As I’ve been speaking to financial education experts over the past few weeks for Financial Literacy Month. It’s come up over and over again: how hands on experience with money is the best teacher.
When you also consider that one of the keys to successful investing is time – the longer you hold onto stocks, for example, the more time you have to build your investment and ride out the market ups and downs – you can see the benefits of getting your child in the markets as early as possible.
As for how to get your child started, without spending a fortune, consider the following:
1. Investment Accounts: You can open an investment account at TD Ameritrade online in a matter of minutes, for as little as $50. I bought my son shares of Vanguard’s Information Technology Exchange Traded Fund (ETF), which trades under the stock symbol VGY. This allows him to have little pieces of companies like Apple (AAPL), Microsoft (MSFT), and Facebook (FB).
When you go to the TD Ameritrade site, you’ll need to select the option that allows you to be the custodian of the account for a minor. They are called UTMAs (Uniform Transfer to Act), or UGMAs (Uniform Gift to Minor’s Account).

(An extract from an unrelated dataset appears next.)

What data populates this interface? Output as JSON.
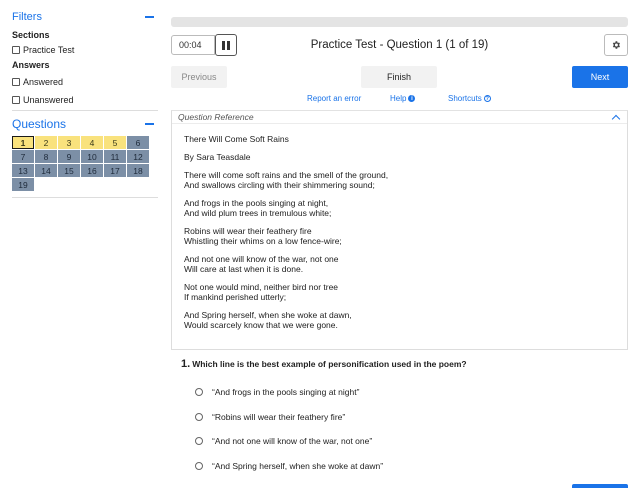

You’ll also need the minor’s social security number. Invest in something your child can relate to and encourage them to add allowances and financial presents to this account. Exchange traded funds (ETFs) in their area of interest and mutual funds are always a good bet, as they come with professional management. TD Ameritrade’s online chat and easily accessed customer service make the process easy.
2. SparkGift: If you want to give a one-time gift of stock or ETFs, SparkGift is a great option. The site lets you buy fractions of shares and funds in increments starting at $20. They provide recommendations for popular choices, and will send a certificate to the lucky recipient in minutes. SparkGift charges a fee of $2.95, plus 3%. The recipient doesn’t pay anything to redeem their shares or hold their investment.
3. Savings Bonds: While they don’t have the same potential for investment growth, a tried and true financial gift that is worth more than cash is the savings bond. Click here to go to the U.S. Treasury’s website, TreasuryDirect. As the site states, when you buy savings bonds as gifts, you must hold them in your TreasuryDirect account for at least five business days before you can deliver them to the gift recipient. You must be 18 or older to create a TreasuryDirect account and to buy gift bonds. A child under 18 can get gift deliveries in a Minor linked account, which is established within the TreasuryDirect account of the parent or guardian.